While Ritter's career as a feature film leading man didn't pan out, he did show up in supporting roles in a number of successful movies, thanks in no small part to Billy Bob Thornton. The actors first appeared together on the early '90s CBS sitcom Hearts Afire, and became close friends. For years, the two kept finding ways to work with each other. Thornton wrote, directed, and starred in the 1996 drama Sling Blade, and gave Ritter a prominent role in the movie. A year later, they both showed up in the indie drama A Gun, A Car, a Blonde, and reunited in 2003 for Bad Santa, released just weeks after Ritter's death. (Thornton played the titular drinking, smoking, thieving mall Santa, and Ritter a nervous, put-upon mall manager.)

More than a decade after Ritter passed on, Thornton still honors his old friend. In 2016, he dedicated Bad Santa 2 to Ritter. And he's still working with Ritters: When Thornton took the lead in the Amazon Video legal drama Goliath, who should land a recurring role as an FBI agent but Ritter's son Jason.

Lucy loved John

Three's Company didn't enjoy the best reputation. Critics and culture watchdogs dismissed the 1977–1984 series as "jiggle television," part of a trend — which also included Charlie's Angels — in which actresses wore skimpy outfits and often suffered from skimpier characterization. Two things earned Three's Company some cred: When John Ritter won Outstanding Lead Actor in a Comedy Series at the 1984 Emmy Awards, and when Lucille Ball, probably the most respected TV star and sitcom personality ever, revealed herself to be a huge fan of the show — and especially Ritter.

Ball hosted a retrospective on Three's Company in 1982, and in 1986, Ritter repaid the favor by guest-starring on her short-lived, would-be comeback vehicle Life with Lucy. Ritter played himself, and Ball's character put him up at her home after accidentally injuring his foot and hands, then wound up performing in a play with him. (The typical Lucy hijinks, in other words.) Shooting the episode was apparently a blast. "Lucy had more fun with John Ritter than with anybody," Ball's friend Michael Stern told TV Party. "During the actual filming, he broke her up. She had to say 'Cut!' She said that was only the third time in her life while filming a show that she actually had to say 'Cut' because she was laughing so hard."

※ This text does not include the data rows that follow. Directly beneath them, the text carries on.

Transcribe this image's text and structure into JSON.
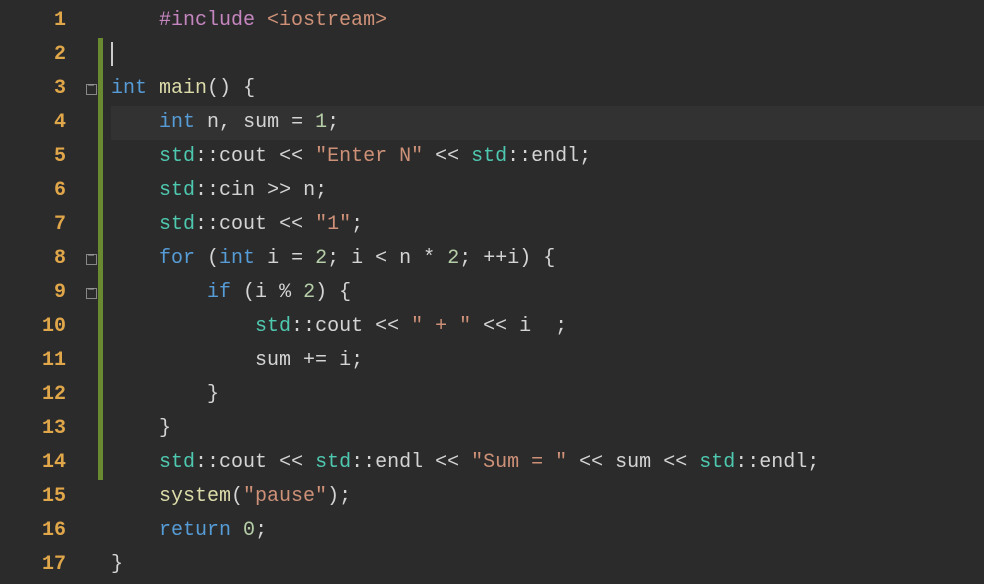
{
  "lines": {
    "n1": "1",
    "n2": "2",
    "n3": "3",
    "n4": "4",
    "n5": "5",
    "n6": "6",
    "n7": "7",
    "n8": "8",
    "n9": "9",
    "n10": "10",
    "n11": "11",
    "n12": "12",
    "n13": "13",
    "n14": "14",
    "n15": "15",
    "n16": "16",
    "n17": "17"
  },
  "code": {
    "l1_pp": "#include",
    "l1_inc": "<iostream>",
    "l3_type": "int",
    "l3_fn": "main",
    "l3_paren": "()",
    "l3_brace": " {",
    "l4_type": "int",
    "l4_id1": " n",
    "l4_comma": ", ",
    "l4_id2": "sum ",
    "l4_eq": "= ",
    "l4_num": "1",
    "l4_semi": ";",
    "l5_ns1": "std",
    "l5_dcolon1": "::",
    "l5_cout": "cout",
    "l5_op1": " << ",
    "l5_str": "\"Enter N\"",
    "l5_op2": " << ",
    "l5_ns2": "std",
    "l5_dcolon2": "::",
    "l5_endl": "endl",
    "l5_semi": ";",
    "l6_ns": "std",
    "l6_dcolon": "::",
    "l6_cin": "cin",
    "l6_op": " >> ",
    "l6_id": "n",
    "l6_semi": ";",
    "l7_ns": "std",
    "l7_dcolon": "::",
    "l7_cout": "cout",
    "l7_op": " << ",
    "l7_str": "\"1\"",
    "l7_semi": ";",
    "l8_for": "for",
    "l8_open": " (",
    "l8_type": "int",
    "l8_id1": " i ",
    "l8_eq": "= ",
    "l8_num1": "2",
    "l8_semi1": "; ",
    "l8_id2": "i ",
    "l8_lt": "< ",
    "l8_id3": "n ",
    "l8_mul": "* ",
    "l8_num2": "2",
    "l8_semi2": "; ",
    "l8_inc": "++",
    "l8_id4": "i",
    "l8_close": ") {",
    "l9_if": "if",
    "l9_open": " (",
    "l9_id": "i ",
    "l9_mod": "% ",
    "l9_num": "2",
    "l9_close": ") {",
    "l10_ns": "std",
    "l10_dcolon": "::",
    "l10_cout": "cout",
    "l10_op1": " << ",
    "l10_str": "\" + \"",
    "l10_op2": " << ",
    "l10_id": "i  ",
    "l10_semi": ";",
    "l11_id1": "sum ",
    "l11_pluseq": "+= ",
    "l11_id2": "i",
    "l11_semi": ";",
    "l12_brace": "}",
    "l13_brace": "}",
    "l14_ns1": "std",
    "l14_dcolon1": "::",
    "l14_cout": "cout",
    "l14_op1": " << ",
    "l14_ns2": "std",
    "l14_dcolon2": "::",
    "l14_endl1": "endl",
    "l14_op2": " << ",
    "l14_str": "\"Sum = \"",
    "l14_op3": " << ",
    "l14_id": "sum",
    "l14_op4": " << ",
    "l14_ns3": "std",
    "l14_dcolon3": "::",
    "l14_endl2": "endl",
    "l14_semi": ";",
    "l15_fn": "system",
    "l15_open": "(",
    "l15_str": "\"pause\"",
    "l15_close": ")",
    "l15_semi": ";",
    "l16_kw": "return",
    "l16_sp": " ",
    "l16_num": "0",
    "l16_semi": ";",
    "l17_brace": "}"
  }
}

He had a ball shooting Three's Company

Suzanne Somers and Joyce DeWitt weren't the only Three's Company cast members running around in revealing clothing. In his role as gadabout bachelor Jack Tripper on the sitcom, John Ritter often wore very short shorts — which were very much in style in the early 1980s. Ritter rocked a pair during a 1983 episode — he walks into a bedroom, sits down on a bed, and takes off his socks. That was all just some mundane stage business... until 2001, when someone discovered something scandalous about it. 

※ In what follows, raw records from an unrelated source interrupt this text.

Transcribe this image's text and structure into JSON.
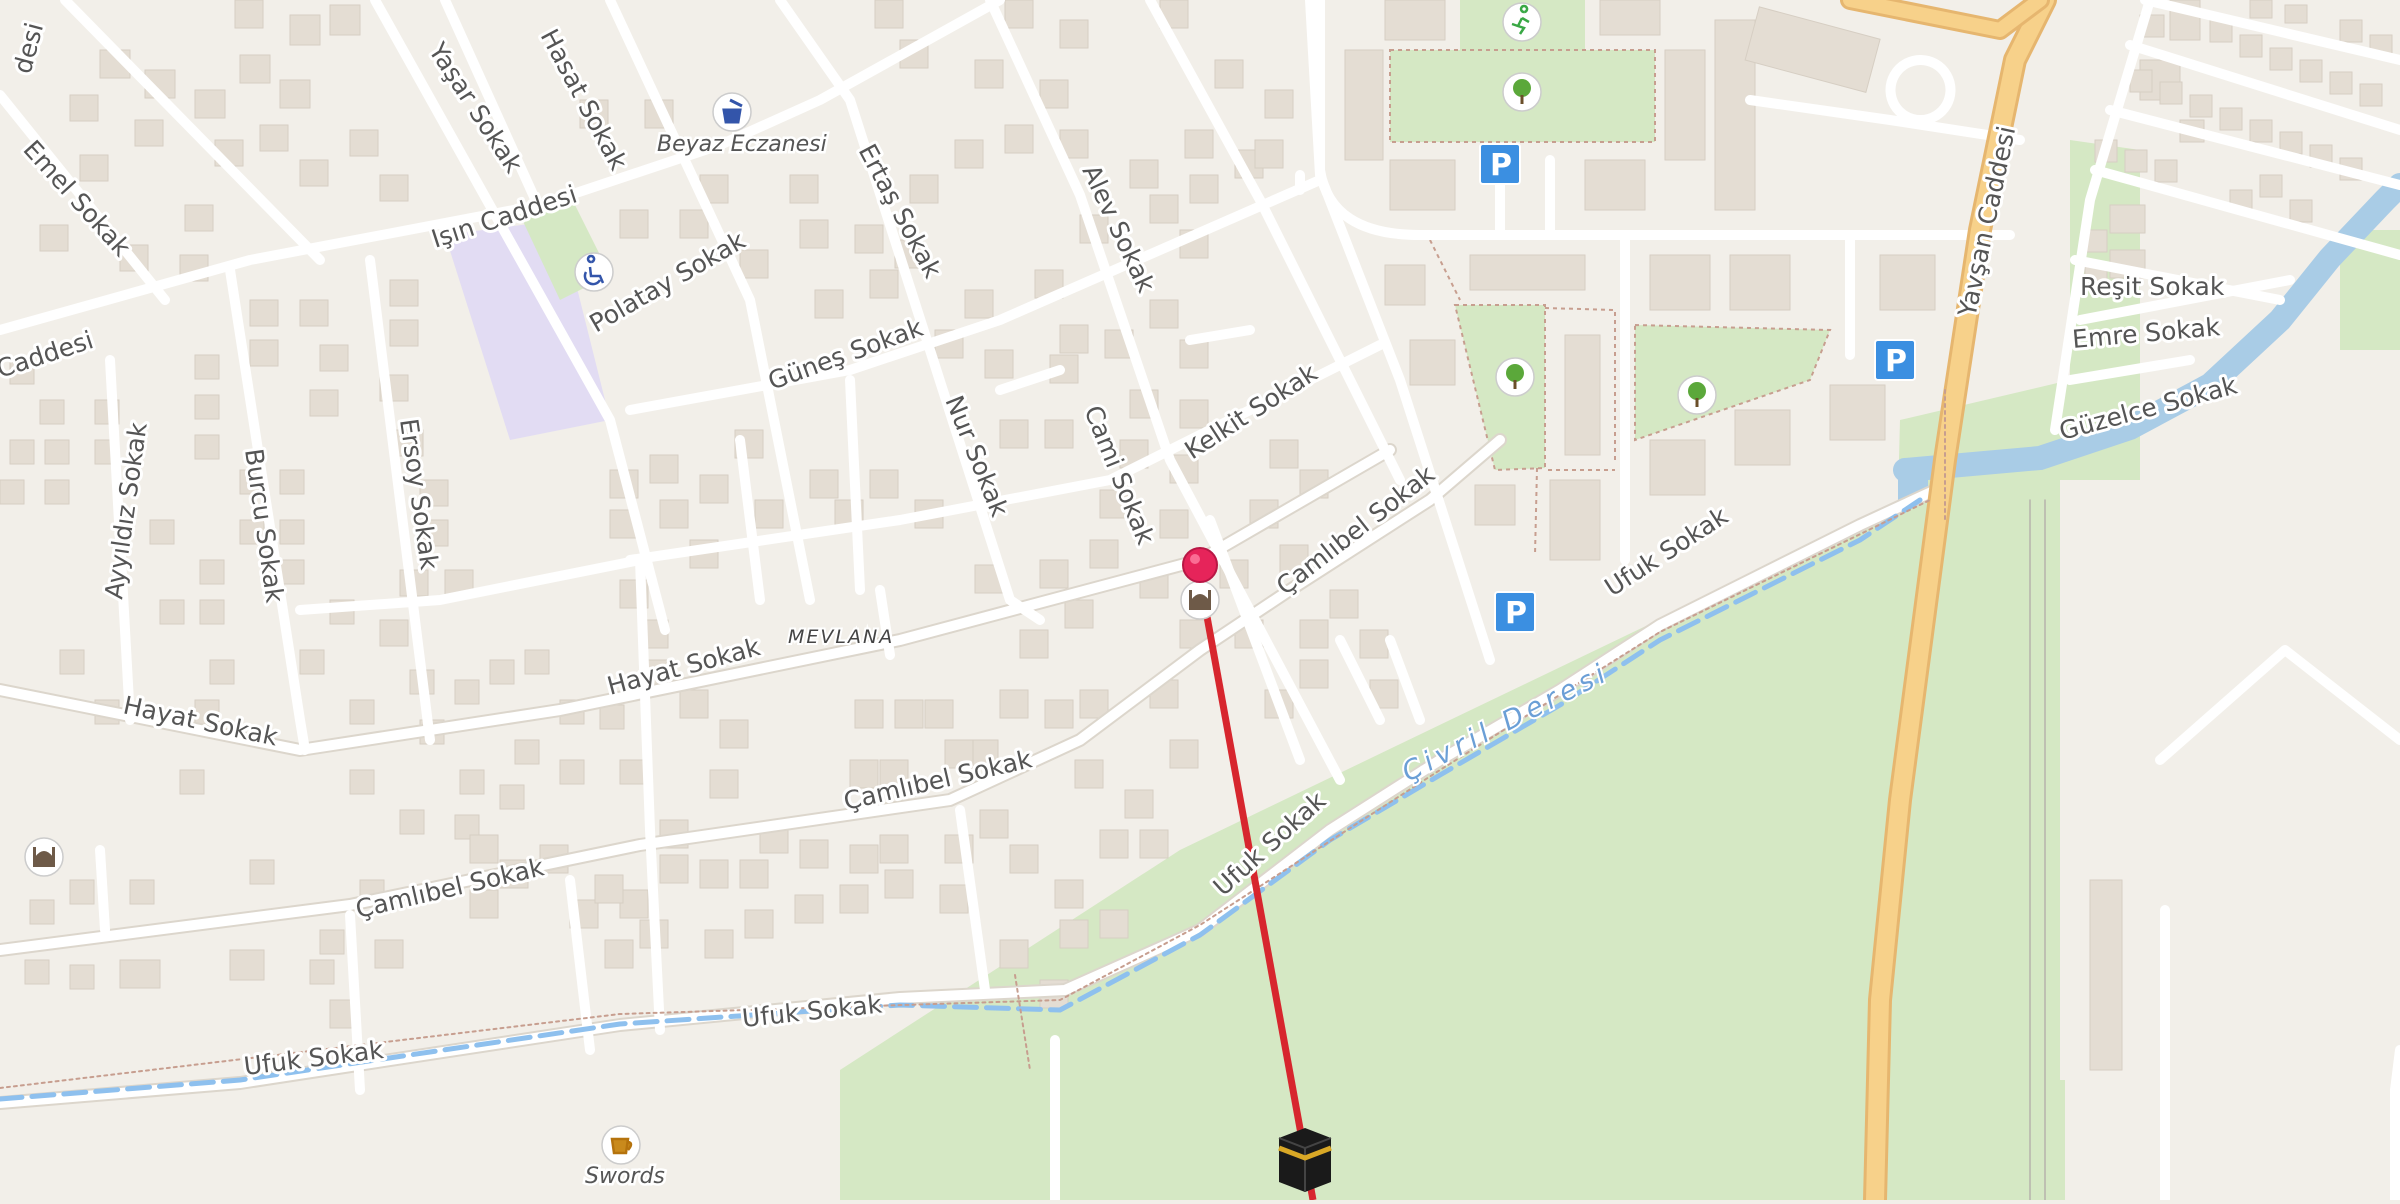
{
  "map": {
    "colors": {
      "background": "#f2efe9",
      "building": "#e4ddd3",
      "park": "#d5e8c4",
      "school": "#e2dcf3",
      "road": "#ffffff",
      "primary_road": "#f7d18a",
      "river": "#a9cce6",
      "route": "#d7262e",
      "parking": "#3b8fe1"
    },
    "streets": [
      {
        "name": "Caddesi",
        "label": "desi"
      },
      {
        "name": "Emel Sokak",
        "label": "Emel Sokak"
      },
      {
        "name": "Yaşar Sokak",
        "label": "Yaşar Sokak"
      },
      {
        "name": "Hasat Sokak",
        "label": "Hasat Sokak"
      },
      {
        "name": "Işın Caddesi",
        "label": "Işın Caddesi"
      },
      {
        "name": "Caddesi",
        "label": "Caddesi"
      },
      {
        "name": "Polatay Sokak",
        "label": "Polatay Sokak"
      },
      {
        "name": "Ertaş Sokak",
        "label": "Ertaş Sokak"
      },
      {
        "name": "Alev Sokak",
        "label": "Alev Sokak"
      },
      {
        "name": "Güneş Sokak",
        "label": "Güneş Sokak"
      },
      {
        "name": "Nur Sokak",
        "label": "Nur Sokak"
      },
      {
        "name": "Cami Sokak",
        "label": "Cami Sokak"
      },
      {
        "name": "Kelkit Sokak",
        "label": "Kelkit Sokak"
      },
      {
        "name": "Çamlıbel Sokak",
        "label": "Çamlıbel Sokak"
      },
      {
        "name": "Ayyıldız Sokak",
        "label": "Ayyıldız Sokak"
      },
      {
        "name": "Burcu Sokak",
        "label": "Burcu Sokak"
      },
      {
        "name": "Ersoy Sokak",
        "label": "Ersoy Sokak"
      },
      {
        "name": "Hayat Sokak",
        "label": "Hayat Sokak"
      },
      {
        "name": "Hayat Sokak",
        "label": "Hayat Sokak"
      },
      {
        "name": "Çamlıbel Sokak",
        "label": "Çamlıbel Sokak"
      },
      {
        "name": "Çamlıbel Sokak",
        "label": "Çamlıbel Sokak"
      },
      {
        "name": "Ufuk Sokak",
        "label": "Ufuk Sokak"
      },
      {
        "name": "Ufuk Sokak",
        "label": "Ufuk Sokak"
      },
      {
        "name": "Ufuk Sokak",
        "label": "Ufuk Sokak"
      },
      {
        "name": "Ufuk Sokak",
        "label": "Ufuk Sokak"
      },
      {
        "name": "Yavşan Caddesi",
        "label": "Yavşan Caddesi"
      },
      {
        "name": "Reşit Sokak",
        "label": "Reşit Sokak"
      },
      {
        "name": "Emre Sokak",
        "label": "Emre Sokak"
      },
      {
        "name": "Güzelce Sokak",
        "label": "Güzelce Sokak"
      }
    ],
    "district": "MEVLANA",
    "waterway": "Çivril Deresi",
    "pois": [
      {
        "icon": "pharmacy-icon",
        "label": "Beyaz Eczanesi"
      },
      {
        "icon": "cafe-icon",
        "label": "Swords"
      },
      {
        "icon": "mosque-icon",
        "label": ""
      },
      {
        "icon": "mosque-icon",
        "label": ""
      },
      {
        "icon": "disabled-access-icon",
        "label": ""
      },
      {
        "icon": "sports-icon",
        "label": ""
      },
      {
        "icon": "tree-icon",
        "label": ""
      },
      {
        "icon": "tree-icon",
        "label": ""
      },
      {
        "icon": "tree-icon",
        "label": ""
      }
    ],
    "parking_label": "P",
    "markers": {
      "origin": {
        "icon": "map-pin-icon"
      },
      "destination": {
        "icon": "kaaba-icon"
      }
    }
  }
}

The episode aired on Nick at Nite, and a keen-eyed viewer noticed something that apparently nobody had noticed when the show first ran, probably because TV was decidedly not high-definition back in the '80s, and not many people were taping shows and freeze-framing things. Evidently, Ritter's shorts were a little too short, and for just a quick bit, a portion of the actor's anatomy became exposed. Nickelodeon subsequently edited the episode to keep everything in Ritter's pants.

As far as singers go...he was a great actor

While Ritter's father was a famous singer, he didn't inherit much of his old man's skills. "My dad and I both would sing. I wouldn't say we were ready to go on Broadway and do a big musical, but we could carry a tune and we enjoyed singing," Jason Ritter told CMT. "I like karaoke, but neither my dad nor I have that amazing deep voice that Tex had."

And in some vault somewhere on a Hollywood backlot, there probably sits the ultimate Three's Company outtake: Ritter, along with co-stars Joyce DeWitt and Suzanne Somers, singing that famous and catchy Three's Company theme song. ("Come and knock on our door / we've been waiting for you...") After shooting the first batch of episodes, producers had a song ready to go, co-written by veteran Sesame Street songwriter Joe Raposo, but no one to sing it. They decided to the All in the Family route and have the show's actors give it a shot. "We tried one afternoon to see if the kids could pull it off," associate producer Mimi Seawell said. "They didn't want to, but they tried. They didn't even come close."